■ YOUR ASSIGNMENT ■
Gather all lines from the material that contain the word "structured".

────

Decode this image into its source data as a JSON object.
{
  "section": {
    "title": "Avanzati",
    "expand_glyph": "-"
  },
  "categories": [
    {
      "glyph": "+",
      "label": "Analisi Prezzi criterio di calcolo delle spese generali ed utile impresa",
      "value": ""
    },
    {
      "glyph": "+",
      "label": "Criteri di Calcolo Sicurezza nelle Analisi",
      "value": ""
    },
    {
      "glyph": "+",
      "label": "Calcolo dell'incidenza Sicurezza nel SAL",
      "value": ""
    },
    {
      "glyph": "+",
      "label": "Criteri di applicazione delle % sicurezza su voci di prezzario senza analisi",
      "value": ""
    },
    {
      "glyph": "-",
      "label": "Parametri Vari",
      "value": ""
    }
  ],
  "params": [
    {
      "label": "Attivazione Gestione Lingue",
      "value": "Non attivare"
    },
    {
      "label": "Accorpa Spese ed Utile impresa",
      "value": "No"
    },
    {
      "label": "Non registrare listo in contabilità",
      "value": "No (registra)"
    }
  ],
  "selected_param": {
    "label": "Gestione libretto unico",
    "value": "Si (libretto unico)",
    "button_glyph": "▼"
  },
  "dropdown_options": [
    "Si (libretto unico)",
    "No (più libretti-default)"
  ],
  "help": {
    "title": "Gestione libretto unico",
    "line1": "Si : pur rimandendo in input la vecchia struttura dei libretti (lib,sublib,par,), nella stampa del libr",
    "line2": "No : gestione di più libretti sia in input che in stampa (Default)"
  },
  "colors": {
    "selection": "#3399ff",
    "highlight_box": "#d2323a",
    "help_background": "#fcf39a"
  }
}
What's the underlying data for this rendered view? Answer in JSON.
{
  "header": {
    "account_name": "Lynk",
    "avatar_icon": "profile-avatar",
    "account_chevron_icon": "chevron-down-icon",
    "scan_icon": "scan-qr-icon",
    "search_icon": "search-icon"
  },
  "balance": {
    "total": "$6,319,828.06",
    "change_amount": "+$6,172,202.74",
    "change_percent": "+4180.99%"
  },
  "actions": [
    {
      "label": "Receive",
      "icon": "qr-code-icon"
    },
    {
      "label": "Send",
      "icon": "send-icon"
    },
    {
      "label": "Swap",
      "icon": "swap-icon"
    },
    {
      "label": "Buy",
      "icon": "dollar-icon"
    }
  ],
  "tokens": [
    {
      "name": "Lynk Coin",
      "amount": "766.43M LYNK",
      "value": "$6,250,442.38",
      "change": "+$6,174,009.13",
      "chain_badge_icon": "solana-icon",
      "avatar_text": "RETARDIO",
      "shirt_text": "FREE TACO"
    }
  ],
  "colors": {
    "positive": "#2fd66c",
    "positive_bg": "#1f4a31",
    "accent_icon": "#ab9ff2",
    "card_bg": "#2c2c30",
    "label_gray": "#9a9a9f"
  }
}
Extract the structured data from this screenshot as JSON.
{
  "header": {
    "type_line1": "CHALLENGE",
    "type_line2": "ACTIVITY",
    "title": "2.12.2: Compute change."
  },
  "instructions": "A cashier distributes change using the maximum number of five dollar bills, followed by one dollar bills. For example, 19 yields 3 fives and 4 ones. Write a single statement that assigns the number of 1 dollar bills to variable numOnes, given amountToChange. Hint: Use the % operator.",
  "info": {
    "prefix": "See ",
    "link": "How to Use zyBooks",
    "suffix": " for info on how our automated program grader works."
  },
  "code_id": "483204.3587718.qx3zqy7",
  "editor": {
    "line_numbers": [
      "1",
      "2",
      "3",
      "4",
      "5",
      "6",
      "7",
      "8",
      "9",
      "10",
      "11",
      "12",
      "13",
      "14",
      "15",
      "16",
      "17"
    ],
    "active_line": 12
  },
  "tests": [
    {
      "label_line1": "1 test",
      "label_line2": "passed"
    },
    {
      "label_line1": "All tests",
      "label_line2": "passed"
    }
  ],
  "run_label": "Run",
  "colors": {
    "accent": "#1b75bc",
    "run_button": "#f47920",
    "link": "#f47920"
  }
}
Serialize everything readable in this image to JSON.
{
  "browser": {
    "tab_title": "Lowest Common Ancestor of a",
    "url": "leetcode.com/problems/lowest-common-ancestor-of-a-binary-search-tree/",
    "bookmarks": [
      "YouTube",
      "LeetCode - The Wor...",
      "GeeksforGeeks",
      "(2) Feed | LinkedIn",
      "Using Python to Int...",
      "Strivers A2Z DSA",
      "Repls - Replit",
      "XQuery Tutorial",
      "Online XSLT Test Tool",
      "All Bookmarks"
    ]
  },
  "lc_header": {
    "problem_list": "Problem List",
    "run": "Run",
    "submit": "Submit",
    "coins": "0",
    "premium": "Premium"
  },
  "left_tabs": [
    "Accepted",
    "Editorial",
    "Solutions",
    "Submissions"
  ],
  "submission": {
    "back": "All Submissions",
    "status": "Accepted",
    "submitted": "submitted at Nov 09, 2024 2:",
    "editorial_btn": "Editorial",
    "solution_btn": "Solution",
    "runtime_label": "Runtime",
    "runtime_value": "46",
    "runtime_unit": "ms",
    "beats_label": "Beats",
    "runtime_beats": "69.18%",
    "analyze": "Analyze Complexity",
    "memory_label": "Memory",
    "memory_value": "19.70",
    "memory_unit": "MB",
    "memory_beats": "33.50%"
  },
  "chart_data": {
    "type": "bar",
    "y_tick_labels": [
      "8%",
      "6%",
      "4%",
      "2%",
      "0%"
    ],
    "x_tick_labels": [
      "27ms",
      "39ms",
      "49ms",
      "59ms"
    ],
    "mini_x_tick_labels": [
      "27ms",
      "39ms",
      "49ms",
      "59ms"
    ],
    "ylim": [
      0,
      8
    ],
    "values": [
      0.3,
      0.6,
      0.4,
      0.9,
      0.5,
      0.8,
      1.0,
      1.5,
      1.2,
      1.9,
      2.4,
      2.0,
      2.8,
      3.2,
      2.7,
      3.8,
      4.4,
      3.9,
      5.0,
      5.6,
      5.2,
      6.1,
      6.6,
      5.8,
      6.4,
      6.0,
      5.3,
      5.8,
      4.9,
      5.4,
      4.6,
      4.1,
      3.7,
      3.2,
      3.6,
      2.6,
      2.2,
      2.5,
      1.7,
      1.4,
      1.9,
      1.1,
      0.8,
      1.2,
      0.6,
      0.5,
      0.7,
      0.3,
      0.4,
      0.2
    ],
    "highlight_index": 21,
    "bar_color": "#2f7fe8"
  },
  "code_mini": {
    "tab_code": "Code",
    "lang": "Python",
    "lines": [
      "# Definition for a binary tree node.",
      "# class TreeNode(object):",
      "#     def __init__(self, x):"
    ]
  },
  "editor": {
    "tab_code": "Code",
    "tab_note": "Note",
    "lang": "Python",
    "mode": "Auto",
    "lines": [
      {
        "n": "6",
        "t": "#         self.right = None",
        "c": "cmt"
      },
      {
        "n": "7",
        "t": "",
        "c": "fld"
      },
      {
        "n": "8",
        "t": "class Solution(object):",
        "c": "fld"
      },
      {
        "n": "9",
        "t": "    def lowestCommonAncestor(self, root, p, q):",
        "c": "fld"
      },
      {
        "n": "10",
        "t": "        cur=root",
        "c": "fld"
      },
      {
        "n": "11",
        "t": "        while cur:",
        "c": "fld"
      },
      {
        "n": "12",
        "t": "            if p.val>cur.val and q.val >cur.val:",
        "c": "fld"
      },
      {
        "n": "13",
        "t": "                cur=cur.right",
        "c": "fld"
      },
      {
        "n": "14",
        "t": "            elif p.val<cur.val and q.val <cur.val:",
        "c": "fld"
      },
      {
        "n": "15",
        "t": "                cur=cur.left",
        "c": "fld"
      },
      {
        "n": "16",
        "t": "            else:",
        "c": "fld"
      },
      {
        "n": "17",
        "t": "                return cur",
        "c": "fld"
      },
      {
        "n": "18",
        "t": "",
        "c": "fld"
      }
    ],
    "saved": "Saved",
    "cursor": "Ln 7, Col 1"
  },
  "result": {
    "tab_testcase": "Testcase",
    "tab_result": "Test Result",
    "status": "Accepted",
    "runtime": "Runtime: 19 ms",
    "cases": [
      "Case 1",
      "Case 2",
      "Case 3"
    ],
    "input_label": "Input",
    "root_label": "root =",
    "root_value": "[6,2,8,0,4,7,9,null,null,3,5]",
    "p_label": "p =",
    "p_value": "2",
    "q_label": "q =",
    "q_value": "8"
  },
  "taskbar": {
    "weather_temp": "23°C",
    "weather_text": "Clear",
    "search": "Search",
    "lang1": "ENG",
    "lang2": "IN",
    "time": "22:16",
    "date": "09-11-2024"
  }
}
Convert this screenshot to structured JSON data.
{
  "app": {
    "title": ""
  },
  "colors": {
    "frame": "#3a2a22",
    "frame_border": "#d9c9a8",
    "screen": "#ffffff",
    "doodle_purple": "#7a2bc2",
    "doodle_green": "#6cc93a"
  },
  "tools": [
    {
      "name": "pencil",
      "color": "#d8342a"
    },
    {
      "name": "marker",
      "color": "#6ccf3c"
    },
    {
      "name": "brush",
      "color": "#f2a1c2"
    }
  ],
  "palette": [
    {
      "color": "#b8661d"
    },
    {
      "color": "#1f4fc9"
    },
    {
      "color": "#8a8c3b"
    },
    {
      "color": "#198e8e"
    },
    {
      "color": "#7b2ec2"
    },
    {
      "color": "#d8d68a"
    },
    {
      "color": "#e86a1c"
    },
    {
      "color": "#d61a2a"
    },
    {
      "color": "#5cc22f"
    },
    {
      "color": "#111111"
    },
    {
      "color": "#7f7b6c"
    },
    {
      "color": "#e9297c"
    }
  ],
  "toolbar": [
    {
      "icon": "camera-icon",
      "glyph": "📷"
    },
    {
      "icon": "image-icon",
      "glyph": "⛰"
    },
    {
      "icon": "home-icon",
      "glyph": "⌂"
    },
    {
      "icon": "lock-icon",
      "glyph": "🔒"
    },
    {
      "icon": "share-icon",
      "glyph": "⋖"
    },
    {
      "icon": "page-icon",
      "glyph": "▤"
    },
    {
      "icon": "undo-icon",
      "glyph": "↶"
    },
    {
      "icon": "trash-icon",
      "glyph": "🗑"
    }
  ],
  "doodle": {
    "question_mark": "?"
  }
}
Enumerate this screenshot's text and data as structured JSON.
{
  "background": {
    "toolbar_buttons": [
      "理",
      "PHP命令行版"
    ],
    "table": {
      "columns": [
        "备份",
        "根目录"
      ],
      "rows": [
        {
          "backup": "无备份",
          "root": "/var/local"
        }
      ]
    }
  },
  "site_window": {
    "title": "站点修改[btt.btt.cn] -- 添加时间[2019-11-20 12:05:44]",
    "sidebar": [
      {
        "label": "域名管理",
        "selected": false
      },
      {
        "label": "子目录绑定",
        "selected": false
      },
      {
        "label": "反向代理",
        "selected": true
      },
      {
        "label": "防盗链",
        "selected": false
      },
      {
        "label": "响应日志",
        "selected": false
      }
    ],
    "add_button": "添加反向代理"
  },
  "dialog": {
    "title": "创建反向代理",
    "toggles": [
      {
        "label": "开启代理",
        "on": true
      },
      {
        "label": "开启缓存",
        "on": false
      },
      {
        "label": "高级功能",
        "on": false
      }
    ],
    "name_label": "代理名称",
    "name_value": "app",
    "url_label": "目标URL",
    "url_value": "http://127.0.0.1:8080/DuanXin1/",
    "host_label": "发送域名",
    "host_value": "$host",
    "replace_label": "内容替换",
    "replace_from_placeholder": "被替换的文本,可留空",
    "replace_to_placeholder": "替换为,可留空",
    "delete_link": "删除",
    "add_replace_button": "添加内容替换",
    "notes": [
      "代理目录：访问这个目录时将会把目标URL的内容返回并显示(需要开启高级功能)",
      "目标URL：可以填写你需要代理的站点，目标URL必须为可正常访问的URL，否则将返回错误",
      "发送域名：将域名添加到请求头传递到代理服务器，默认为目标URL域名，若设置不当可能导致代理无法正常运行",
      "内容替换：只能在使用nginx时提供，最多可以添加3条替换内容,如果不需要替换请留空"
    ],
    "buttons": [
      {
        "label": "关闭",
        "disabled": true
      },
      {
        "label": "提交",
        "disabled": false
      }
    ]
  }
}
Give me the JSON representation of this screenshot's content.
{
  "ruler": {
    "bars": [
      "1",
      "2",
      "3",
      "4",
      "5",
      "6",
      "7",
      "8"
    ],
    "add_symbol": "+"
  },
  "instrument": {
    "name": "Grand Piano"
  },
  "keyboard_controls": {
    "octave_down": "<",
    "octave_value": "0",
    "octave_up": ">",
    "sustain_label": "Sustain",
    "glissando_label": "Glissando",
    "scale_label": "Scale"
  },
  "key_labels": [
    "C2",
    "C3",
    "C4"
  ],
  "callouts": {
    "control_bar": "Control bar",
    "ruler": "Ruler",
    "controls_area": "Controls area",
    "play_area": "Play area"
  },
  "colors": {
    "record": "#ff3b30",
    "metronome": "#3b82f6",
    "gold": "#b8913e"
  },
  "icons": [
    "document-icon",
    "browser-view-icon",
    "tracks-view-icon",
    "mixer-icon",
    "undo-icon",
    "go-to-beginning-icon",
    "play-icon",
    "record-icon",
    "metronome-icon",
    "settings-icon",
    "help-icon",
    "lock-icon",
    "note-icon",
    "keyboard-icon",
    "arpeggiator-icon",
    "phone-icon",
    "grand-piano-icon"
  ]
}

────

■ FINISHED TASK ■
Extract the structured data from this screenshot as JSON.
Convert this screenshot to structured JSON data.
Enumerate this screenshot's text and data as structured JSON.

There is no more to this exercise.